→ Task to carry out: Return all of the data that follows precisely, leaving every image out.

Excerpts from an interface dataset
++++
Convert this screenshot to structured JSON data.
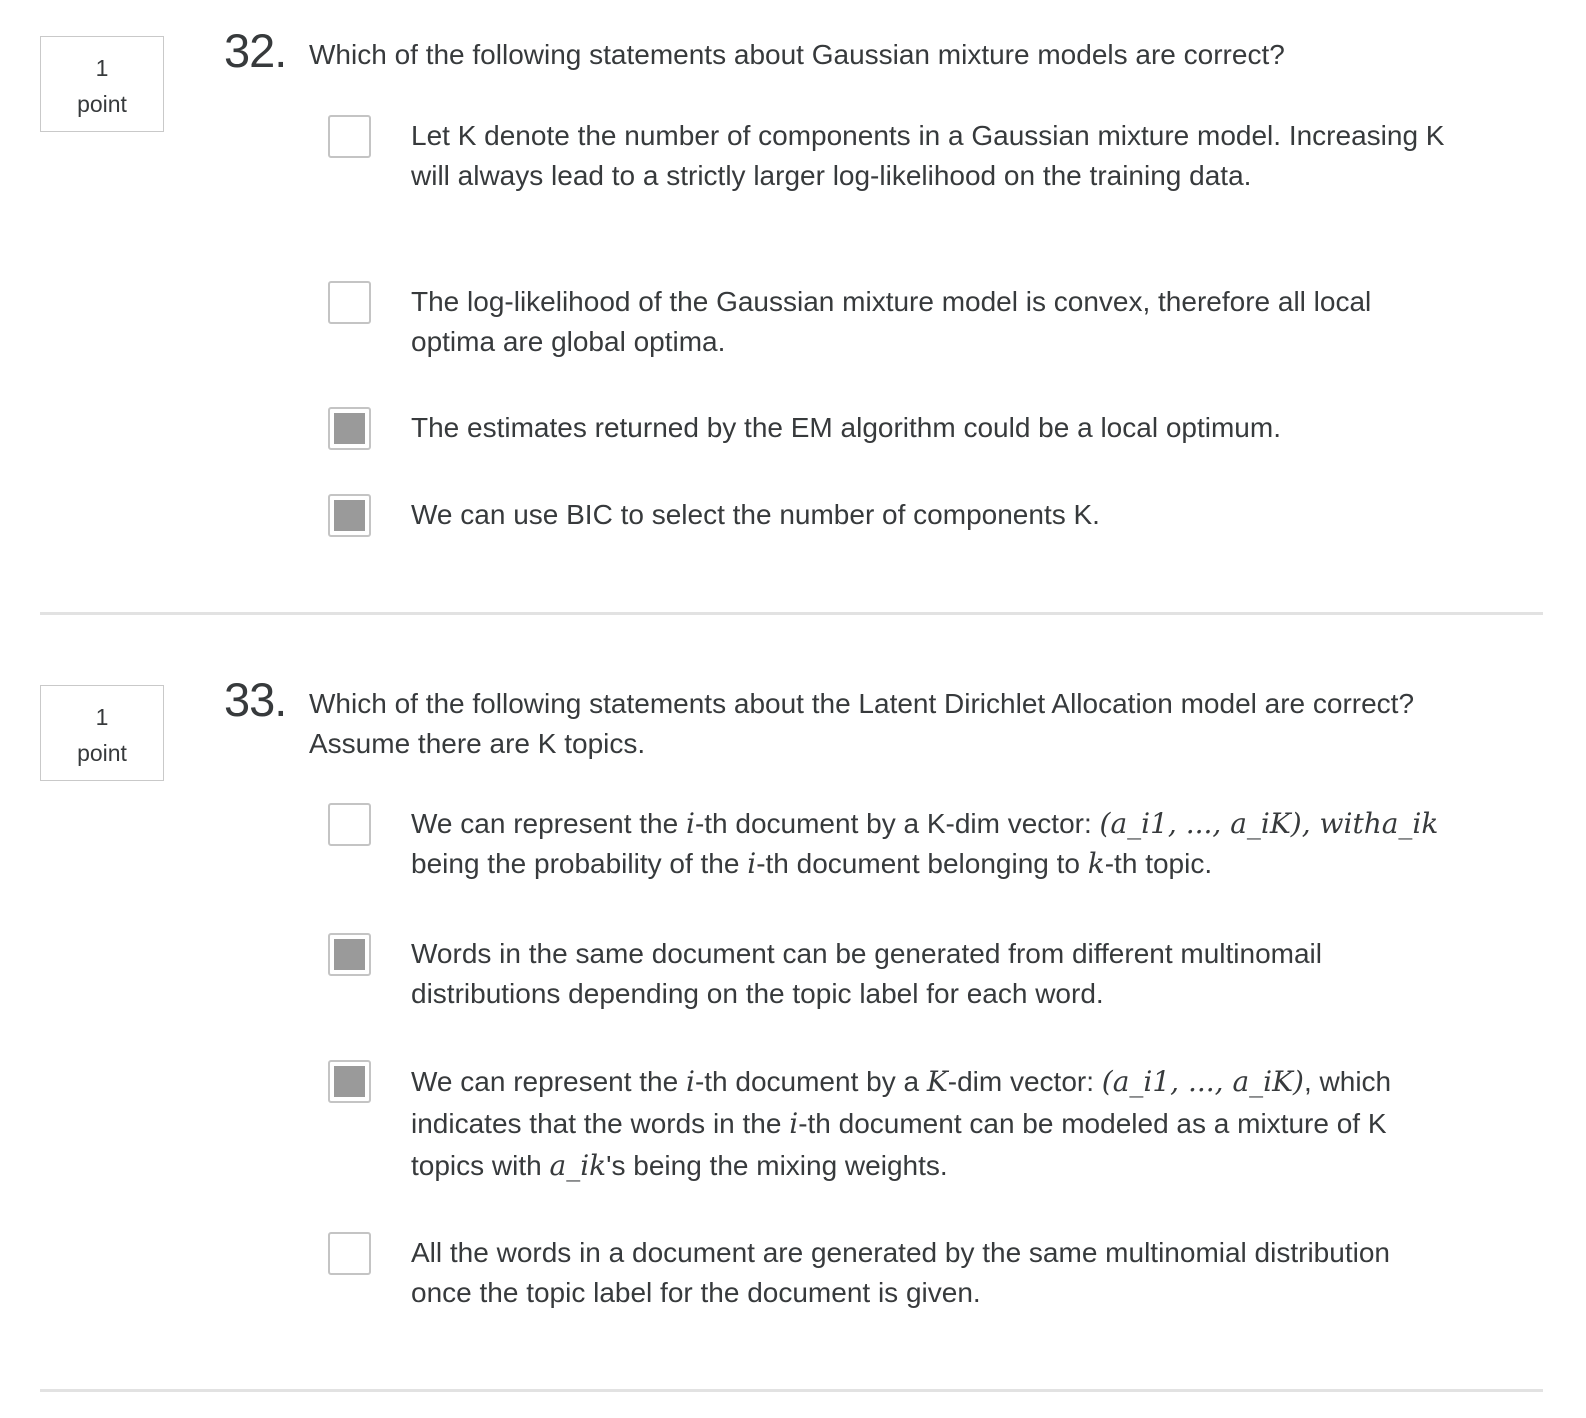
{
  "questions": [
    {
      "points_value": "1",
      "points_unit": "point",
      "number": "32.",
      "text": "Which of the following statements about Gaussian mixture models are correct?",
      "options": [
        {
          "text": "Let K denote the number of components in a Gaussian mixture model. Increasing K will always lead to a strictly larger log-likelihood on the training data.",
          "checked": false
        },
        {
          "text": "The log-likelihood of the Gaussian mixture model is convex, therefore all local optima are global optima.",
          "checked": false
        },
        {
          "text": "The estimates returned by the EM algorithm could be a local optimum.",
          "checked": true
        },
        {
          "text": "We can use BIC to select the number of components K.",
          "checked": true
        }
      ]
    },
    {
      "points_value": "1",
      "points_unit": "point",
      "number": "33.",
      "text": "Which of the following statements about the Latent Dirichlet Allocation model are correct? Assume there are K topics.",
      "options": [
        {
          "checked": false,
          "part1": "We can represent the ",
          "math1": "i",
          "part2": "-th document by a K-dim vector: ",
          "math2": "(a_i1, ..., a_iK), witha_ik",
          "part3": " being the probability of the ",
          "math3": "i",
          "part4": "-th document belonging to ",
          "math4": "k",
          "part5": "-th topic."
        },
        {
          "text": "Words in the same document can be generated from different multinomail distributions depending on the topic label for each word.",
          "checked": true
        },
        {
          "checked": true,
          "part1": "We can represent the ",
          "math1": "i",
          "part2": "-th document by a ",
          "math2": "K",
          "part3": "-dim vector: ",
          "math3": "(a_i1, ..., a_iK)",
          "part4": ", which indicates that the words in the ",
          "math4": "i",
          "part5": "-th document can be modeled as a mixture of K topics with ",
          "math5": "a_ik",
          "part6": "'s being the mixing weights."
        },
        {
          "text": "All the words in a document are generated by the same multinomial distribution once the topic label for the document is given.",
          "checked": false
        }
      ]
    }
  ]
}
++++
→ Response area:
Convert this screenshot to structured JSON data.
{
  "questions": [
    {
      "points_value": "1",
      "points_unit": "point",
      "number": "32.",
      "text": "Which of the following statements about Gaussian mixture models are correct?",
      "options": [
        {
          "text": "Let K denote the number of components in a Gaussian mixture model. Increasing K will always lead to a strictly larger log-likelihood on the training data.",
          "checked": false
        },
        {
          "text": "The log-likelihood of the Gaussian mixture model is convex, therefore all local optima are global optima.",
          "checked": false
        },
        {
          "text": "The estimates returned by the EM algorithm could be a local optimum.",
          "checked": true
        },
        {
          "text": "We can use BIC to select the number of components K.",
          "checked": true
        }
      ]
    },
    {
      "points_value": "1",
      "points_unit": "point",
      "number": "33.",
      "text": "Which of the following statements about the Latent Dirichlet Allocation model are correct? Assume there are K topics.",
      "options": [
        {
          "checked": false,
          "part1": "We can represent the ",
          "math1": "i",
          "part2": "-th document by a K-dim vector: ",
          "math2": "(a_i1, ..., a_iK), witha_ik",
          "part3": " being the probability of the ",
          "math3": "i",
          "part4": "-th document belonging to ",
          "math4": "k",
          "part5": "-th topic."
        },
        {
          "text": "Words in the same document can be generated from different multinomail distributions depending on the topic label for each word.",
          "checked": true
        },
        {
          "checked": true,
          "part1": "We can represent the ",
          "math1": "i",
          "part2": "-th document by a ",
          "math2": "K",
          "part3": "-dim vector: ",
          "math3": "(a_i1, ..., a_iK)",
          "part4": ", which indicates that the words in the ",
          "math4": "i",
          "part5": "-th document can be modeled as a mixture of K topics with ",
          "math5": "a_ik",
          "part6": "'s being the mixing weights."
        },
        {
          "text": "All the words in a document are generated by the same multinomial distribution once the topic label for the document is given.",
          "checked": false
        }
      ]
    }
  ]
}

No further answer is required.